■ THE TASK
Your task is to output the entries below word for word.

Data records
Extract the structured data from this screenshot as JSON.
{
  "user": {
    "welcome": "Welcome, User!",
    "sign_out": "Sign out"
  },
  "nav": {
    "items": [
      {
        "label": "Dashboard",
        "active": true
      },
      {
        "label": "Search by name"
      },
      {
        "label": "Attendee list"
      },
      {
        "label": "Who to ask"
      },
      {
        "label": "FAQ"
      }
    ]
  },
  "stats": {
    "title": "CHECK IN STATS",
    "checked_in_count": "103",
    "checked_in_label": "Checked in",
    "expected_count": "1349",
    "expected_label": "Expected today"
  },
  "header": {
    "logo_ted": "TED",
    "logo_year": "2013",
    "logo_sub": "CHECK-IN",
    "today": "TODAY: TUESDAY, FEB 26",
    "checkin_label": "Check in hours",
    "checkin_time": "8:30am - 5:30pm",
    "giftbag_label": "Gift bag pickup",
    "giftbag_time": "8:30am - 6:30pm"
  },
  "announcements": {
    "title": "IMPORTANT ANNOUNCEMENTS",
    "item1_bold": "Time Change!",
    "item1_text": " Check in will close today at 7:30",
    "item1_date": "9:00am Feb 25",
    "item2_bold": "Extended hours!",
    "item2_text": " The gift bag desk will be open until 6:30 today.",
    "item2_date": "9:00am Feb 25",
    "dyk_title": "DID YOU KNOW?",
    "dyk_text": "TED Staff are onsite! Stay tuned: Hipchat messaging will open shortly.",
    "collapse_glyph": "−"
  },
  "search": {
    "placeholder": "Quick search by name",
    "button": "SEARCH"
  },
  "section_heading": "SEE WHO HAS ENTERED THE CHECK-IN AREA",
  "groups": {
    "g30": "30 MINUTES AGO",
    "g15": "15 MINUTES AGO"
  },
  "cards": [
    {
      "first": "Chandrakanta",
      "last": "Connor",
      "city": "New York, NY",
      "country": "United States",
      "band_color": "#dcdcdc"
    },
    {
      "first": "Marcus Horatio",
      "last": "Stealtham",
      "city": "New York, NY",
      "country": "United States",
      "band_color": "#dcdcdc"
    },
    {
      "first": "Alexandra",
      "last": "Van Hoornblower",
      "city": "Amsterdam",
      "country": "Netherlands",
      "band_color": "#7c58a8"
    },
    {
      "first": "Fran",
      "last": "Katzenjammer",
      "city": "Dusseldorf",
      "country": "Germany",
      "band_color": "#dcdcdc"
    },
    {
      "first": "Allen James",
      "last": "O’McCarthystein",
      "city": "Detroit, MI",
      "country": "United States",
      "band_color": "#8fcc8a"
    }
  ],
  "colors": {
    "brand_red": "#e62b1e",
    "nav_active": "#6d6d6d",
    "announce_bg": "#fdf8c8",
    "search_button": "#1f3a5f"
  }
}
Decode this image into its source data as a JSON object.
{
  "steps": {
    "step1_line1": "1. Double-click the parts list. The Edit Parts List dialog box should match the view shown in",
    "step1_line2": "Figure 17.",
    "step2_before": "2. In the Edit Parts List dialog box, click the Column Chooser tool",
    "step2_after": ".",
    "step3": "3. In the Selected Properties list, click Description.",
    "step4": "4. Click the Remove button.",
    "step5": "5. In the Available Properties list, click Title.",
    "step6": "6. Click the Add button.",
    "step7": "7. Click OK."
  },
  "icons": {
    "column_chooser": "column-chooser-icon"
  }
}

■ OUTPUT OF THE TASK
Extract the structured data from this screenshot as JSON.
{
  "user": {
    "welcome": "Welcome, User!",
    "sign_out": "Sign out"
  },
  "nav": {
    "items": [
      {
        "label": "Dashboard",
        "active": true
      },
      {
        "label": "Search by name"
      },
      {
        "label": "Attendee list"
      },
      {
        "label": "Who to ask"
      },
      {
        "label": "FAQ"
      }
    ]
  },
  "stats": {
    "title": "CHECK IN STATS",
    "checked_in_count": "103",
    "checked_in_label": "Checked in",
    "expected_count": "1349",
    "expected_label": "Expected today"
  },
  "header": {
    "logo_ted": "TED",
    "logo_year": "2013",
    "logo_sub": "CHECK-IN",
    "today": "TODAY: TUESDAY, FEB 26",
    "checkin_label": "Check in hours",
    "checkin_time": "8:30am - 5:30pm",
    "giftbag_label": "Gift bag pickup",
    "giftbag_time": "8:30am - 6:30pm"
  },
  "announcements": {
    "title": "IMPORTANT ANNOUNCEMENTS",
    "item1_bold": "Time Change!",
    "item1_text": " Check in will close today at 7:30",
    "item1_date": "9:00am Feb 25",
    "item2_bold": "Extended hours!",
    "item2_text": " The gift bag desk will be open until 6:30 today.",
    "item2_date": "9:00am Feb 25",
    "dyk_title": "DID YOU KNOW?",
    "dyk_text": "TED Staff are onsite! Stay tuned: Hipchat messaging will open shortly.",
    "collapse_glyph": "−"
  },
  "search": {
    "placeholder": "Quick search by name",
    "button": "SEARCH"
  },
  "section_heading": "SEE WHO HAS ENTERED THE CHECK-IN AREA",
  "groups": {
    "g30": "30 MINUTES AGO",
    "g15": "15 MINUTES AGO"
  },
  "cards": [
    {
      "first": "Chandrakanta",
      "last": "Connor",
      "city": "New York, NY",
      "country": "United States",
      "band_color": "#dcdcdc"
    },
    {
      "first": "Marcus Horatio",
      "last": "Stealtham",
      "city": "New York, NY",
      "country": "United States",
      "band_color": "#dcdcdc"
    },
    {
      "first": "Alexandra",
      "last": "Van Hoornblower",
      "city": "Amsterdam",
      "country": "Netherlands",
      "band_color": "#7c58a8"
    },
    {
      "first": "Fran",
      "last": "Katzenjammer",
      "city": "Dusseldorf",
      "country": "Germany",
      "band_color": "#dcdcdc"
    },
    {
      "first": "Allen James",
      "last": "O’McCarthystein",
      "city": "Detroit, MI",
      "country": "United States",
      "band_color": "#8fcc8a"
    }
  ],
  "colors": {
    "brand_red": "#e62b1e",
    "nav_active": "#6d6d6d",
    "announce_bg": "#fdf8c8",
    "search_button": "#1f3a5f"
  }
}
Decode this image into its source data as a JSON object.
{
  "steps": {
    "step1_line1": "1. Double-click the parts list. The Edit Parts List dialog box should match the view shown in",
    "step1_line2": "Figure 17.",
    "step2_before": "2. In the Edit Parts List dialog box, click the Column Chooser tool",
    "step2_after": ".",
    "step3": "3. In the Selected Properties list, click Description.",
    "step4": "4. Click the Remove button.",
    "step5": "5. In the Available Properties list, click Title.",
    "step6": "6. Click the Add button.",
    "step7": "7. Click OK."
  },
  "icons": {
    "column_chooser": "column-chooser-icon"
  }
}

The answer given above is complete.